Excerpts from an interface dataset
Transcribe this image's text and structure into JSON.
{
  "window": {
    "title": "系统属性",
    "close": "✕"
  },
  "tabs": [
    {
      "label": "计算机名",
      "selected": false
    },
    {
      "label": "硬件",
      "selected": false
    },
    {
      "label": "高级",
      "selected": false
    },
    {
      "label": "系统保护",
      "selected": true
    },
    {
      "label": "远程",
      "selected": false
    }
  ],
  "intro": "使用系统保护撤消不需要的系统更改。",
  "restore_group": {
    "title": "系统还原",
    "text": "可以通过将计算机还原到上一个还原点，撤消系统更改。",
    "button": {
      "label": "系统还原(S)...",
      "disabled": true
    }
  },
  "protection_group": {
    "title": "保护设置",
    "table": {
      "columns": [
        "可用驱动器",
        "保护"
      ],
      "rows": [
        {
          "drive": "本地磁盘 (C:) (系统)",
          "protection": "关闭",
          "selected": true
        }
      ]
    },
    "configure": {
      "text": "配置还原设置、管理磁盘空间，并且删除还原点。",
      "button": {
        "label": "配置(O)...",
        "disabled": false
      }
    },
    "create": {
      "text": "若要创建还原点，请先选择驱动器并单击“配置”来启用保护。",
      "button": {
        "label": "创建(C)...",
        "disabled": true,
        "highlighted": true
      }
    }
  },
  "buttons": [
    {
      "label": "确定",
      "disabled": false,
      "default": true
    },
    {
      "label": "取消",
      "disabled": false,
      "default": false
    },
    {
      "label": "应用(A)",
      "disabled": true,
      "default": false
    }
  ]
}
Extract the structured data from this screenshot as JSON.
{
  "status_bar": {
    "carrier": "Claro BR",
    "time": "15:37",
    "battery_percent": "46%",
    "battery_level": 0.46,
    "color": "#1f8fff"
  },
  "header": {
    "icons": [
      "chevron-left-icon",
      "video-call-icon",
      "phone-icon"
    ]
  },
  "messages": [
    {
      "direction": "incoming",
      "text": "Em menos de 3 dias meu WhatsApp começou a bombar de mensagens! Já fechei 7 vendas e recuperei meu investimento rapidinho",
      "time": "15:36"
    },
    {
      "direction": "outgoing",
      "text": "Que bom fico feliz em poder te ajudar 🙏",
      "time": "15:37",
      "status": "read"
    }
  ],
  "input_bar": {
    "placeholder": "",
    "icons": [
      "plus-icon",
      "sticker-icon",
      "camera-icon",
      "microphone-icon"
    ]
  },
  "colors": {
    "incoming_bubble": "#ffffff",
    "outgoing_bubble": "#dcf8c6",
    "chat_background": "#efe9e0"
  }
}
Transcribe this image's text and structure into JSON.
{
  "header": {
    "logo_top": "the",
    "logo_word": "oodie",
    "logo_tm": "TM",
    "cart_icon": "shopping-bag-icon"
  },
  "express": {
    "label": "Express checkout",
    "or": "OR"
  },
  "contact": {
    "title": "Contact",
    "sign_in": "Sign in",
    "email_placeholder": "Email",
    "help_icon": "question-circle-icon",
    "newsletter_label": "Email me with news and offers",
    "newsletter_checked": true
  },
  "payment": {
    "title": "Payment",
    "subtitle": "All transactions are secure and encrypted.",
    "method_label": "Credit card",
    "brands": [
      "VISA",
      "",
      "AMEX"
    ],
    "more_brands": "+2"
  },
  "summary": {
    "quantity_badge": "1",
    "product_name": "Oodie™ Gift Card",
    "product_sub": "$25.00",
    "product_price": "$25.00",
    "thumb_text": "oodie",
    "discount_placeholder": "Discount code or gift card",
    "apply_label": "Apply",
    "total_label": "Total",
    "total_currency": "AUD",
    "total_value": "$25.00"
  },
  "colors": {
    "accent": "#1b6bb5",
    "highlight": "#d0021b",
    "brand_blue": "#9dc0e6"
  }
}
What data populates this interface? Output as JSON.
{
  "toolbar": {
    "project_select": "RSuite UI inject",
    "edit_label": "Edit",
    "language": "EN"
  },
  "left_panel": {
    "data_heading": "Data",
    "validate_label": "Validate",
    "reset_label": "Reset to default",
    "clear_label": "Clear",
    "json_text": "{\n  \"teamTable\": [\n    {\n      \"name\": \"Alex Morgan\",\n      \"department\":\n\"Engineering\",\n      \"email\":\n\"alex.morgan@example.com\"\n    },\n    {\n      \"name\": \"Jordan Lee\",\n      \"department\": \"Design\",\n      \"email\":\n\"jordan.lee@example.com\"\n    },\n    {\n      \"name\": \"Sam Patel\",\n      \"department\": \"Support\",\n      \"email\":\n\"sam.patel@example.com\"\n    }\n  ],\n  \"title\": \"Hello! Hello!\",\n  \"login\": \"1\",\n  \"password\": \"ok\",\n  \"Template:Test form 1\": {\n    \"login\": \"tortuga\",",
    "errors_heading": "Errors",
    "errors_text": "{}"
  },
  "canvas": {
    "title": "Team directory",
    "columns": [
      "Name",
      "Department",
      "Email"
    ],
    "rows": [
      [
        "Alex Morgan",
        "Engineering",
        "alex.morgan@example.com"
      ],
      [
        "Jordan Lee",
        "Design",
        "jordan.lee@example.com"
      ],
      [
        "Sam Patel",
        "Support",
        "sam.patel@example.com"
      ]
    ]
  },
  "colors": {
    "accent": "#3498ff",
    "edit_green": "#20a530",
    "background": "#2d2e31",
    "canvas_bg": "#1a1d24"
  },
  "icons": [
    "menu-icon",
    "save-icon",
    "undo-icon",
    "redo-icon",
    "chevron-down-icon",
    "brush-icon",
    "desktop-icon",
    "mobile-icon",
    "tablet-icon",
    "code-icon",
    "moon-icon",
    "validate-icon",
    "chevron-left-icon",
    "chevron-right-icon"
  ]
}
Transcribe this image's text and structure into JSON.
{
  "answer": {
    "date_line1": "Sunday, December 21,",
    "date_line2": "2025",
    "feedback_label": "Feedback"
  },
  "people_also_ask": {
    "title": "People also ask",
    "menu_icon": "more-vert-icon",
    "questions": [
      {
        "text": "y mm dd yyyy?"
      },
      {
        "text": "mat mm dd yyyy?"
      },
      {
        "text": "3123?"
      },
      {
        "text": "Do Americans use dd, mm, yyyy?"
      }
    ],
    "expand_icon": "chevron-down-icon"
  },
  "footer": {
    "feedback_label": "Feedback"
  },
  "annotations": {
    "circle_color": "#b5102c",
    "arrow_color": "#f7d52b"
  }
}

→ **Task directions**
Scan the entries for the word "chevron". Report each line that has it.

→ **Task answer**
      "chevron-left-icon",
    "chevron-down-icon",
    "chevron-left-icon",
    "chevron-right-icon"
    "expand_icon": "chevron-down-icon"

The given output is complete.